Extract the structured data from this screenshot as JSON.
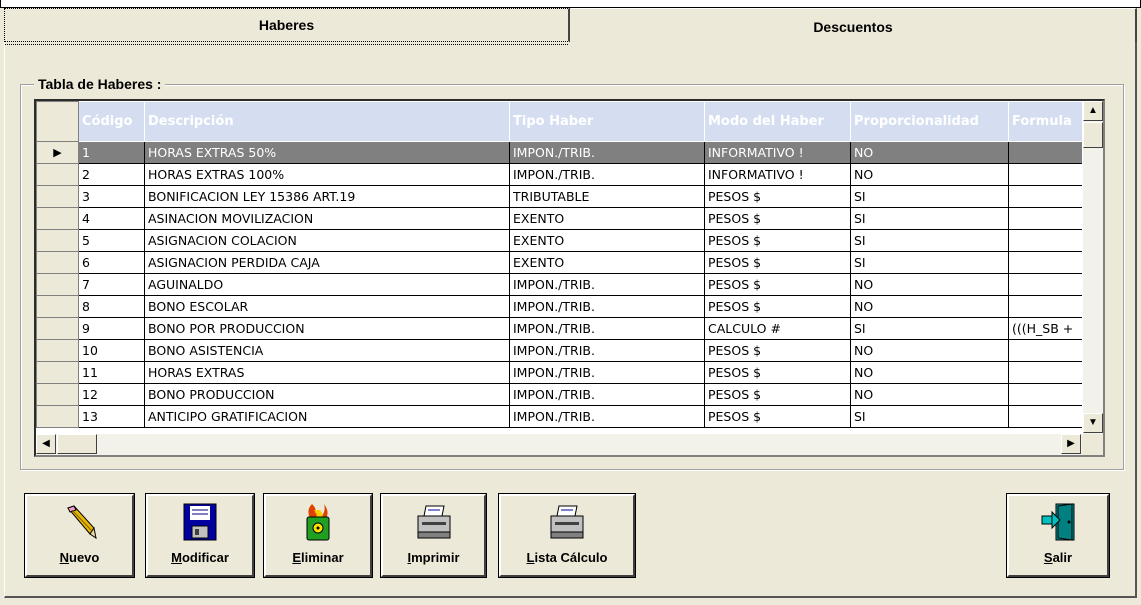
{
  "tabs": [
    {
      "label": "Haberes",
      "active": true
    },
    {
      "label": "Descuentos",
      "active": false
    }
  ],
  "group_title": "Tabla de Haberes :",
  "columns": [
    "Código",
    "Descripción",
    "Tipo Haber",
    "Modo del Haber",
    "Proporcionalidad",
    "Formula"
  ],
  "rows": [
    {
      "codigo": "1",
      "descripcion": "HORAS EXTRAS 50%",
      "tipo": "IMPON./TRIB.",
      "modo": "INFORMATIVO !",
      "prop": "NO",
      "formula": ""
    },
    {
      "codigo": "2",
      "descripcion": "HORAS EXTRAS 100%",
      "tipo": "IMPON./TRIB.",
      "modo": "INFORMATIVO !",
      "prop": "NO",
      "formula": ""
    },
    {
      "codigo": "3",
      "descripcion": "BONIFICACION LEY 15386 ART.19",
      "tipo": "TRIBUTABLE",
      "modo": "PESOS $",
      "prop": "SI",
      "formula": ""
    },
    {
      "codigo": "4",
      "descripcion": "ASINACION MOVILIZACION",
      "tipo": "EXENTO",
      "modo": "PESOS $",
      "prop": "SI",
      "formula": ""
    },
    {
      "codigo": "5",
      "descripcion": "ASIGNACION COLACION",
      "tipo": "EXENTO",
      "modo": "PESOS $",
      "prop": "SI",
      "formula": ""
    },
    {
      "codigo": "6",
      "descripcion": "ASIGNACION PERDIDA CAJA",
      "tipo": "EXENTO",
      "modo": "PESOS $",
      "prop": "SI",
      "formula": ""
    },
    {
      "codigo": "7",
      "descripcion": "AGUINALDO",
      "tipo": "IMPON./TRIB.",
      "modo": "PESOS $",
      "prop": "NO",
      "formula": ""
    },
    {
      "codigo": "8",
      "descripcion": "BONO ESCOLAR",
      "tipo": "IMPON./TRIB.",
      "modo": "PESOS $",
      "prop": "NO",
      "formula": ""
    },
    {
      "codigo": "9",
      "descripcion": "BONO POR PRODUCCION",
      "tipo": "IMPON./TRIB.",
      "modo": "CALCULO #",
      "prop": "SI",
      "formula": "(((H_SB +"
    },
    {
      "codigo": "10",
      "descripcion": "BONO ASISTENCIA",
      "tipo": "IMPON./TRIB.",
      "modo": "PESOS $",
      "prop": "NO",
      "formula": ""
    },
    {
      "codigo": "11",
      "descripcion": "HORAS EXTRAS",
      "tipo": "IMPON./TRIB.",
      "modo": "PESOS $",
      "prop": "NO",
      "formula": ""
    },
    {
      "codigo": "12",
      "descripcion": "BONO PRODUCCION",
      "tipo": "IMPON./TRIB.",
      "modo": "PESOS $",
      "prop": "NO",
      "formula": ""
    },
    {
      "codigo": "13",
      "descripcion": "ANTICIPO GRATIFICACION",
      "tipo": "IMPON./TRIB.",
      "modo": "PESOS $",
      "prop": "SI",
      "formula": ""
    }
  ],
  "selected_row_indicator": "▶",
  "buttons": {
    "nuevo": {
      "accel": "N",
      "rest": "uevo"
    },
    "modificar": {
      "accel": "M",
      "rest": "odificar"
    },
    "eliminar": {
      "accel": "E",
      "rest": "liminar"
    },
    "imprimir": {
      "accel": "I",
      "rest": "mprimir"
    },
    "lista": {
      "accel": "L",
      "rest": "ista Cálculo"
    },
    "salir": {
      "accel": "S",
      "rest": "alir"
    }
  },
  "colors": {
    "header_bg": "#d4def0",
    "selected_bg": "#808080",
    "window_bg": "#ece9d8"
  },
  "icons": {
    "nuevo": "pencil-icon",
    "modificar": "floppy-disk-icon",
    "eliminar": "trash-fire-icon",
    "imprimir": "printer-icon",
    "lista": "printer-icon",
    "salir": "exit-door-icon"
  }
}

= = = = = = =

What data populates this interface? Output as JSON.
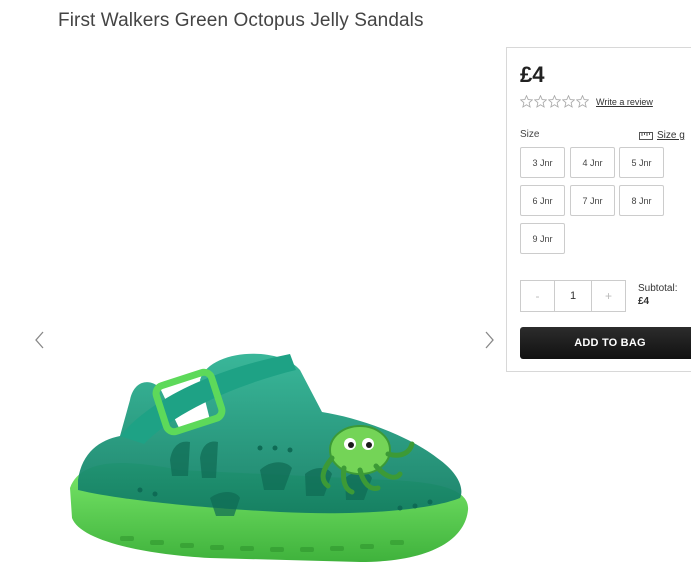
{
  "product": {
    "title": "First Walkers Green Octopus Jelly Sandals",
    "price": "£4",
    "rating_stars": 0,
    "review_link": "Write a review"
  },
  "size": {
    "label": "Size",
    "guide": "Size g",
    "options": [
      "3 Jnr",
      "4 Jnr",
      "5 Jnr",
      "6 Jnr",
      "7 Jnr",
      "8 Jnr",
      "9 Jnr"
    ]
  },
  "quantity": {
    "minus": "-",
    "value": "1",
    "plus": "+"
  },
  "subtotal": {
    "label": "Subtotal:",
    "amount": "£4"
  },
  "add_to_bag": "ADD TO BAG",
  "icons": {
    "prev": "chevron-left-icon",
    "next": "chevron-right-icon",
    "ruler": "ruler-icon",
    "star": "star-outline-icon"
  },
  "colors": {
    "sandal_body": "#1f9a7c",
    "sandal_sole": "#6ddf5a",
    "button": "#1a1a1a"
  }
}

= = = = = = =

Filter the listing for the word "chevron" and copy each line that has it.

    "prev": "chevron-left-icon",
    "next": "chevron-right-icon",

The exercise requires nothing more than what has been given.